* Data listing
*** Block opens ***
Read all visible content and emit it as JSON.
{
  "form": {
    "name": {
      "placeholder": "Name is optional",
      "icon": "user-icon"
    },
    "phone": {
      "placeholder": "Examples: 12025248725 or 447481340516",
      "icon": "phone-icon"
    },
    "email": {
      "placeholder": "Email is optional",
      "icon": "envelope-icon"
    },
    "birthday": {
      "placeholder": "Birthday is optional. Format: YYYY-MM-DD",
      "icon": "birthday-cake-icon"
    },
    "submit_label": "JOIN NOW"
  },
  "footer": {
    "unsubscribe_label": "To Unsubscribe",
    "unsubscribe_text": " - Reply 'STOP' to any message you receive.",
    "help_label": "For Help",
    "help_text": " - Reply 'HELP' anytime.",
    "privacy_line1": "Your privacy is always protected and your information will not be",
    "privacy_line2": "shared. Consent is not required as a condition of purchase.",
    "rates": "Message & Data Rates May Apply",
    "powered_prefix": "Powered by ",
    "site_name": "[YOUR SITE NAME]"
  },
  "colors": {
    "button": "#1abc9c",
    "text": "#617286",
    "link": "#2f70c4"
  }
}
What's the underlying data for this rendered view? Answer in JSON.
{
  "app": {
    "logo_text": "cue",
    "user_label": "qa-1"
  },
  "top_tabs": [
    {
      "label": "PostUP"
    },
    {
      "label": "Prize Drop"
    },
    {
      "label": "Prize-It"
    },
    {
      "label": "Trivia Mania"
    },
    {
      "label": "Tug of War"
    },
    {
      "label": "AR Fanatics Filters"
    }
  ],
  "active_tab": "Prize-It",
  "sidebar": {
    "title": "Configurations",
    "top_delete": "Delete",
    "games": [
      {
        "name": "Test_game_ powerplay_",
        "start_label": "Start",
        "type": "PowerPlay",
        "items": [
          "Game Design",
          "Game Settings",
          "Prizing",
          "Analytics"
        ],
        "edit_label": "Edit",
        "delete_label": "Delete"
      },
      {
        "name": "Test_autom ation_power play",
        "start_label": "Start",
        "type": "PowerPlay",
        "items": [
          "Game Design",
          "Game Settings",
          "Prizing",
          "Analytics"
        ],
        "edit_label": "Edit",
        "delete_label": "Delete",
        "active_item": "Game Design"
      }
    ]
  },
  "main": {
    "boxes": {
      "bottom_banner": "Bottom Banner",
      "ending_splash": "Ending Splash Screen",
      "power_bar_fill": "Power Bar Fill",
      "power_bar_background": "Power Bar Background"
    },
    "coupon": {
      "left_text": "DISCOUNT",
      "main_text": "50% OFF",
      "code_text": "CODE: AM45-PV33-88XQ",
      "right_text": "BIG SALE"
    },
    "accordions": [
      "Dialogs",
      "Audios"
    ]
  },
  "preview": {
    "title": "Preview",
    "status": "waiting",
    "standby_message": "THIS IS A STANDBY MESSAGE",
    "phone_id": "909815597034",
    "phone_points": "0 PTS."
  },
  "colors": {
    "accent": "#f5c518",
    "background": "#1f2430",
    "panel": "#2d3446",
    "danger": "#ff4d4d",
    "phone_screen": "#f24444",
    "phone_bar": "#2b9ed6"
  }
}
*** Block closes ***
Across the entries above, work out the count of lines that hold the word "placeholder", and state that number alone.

4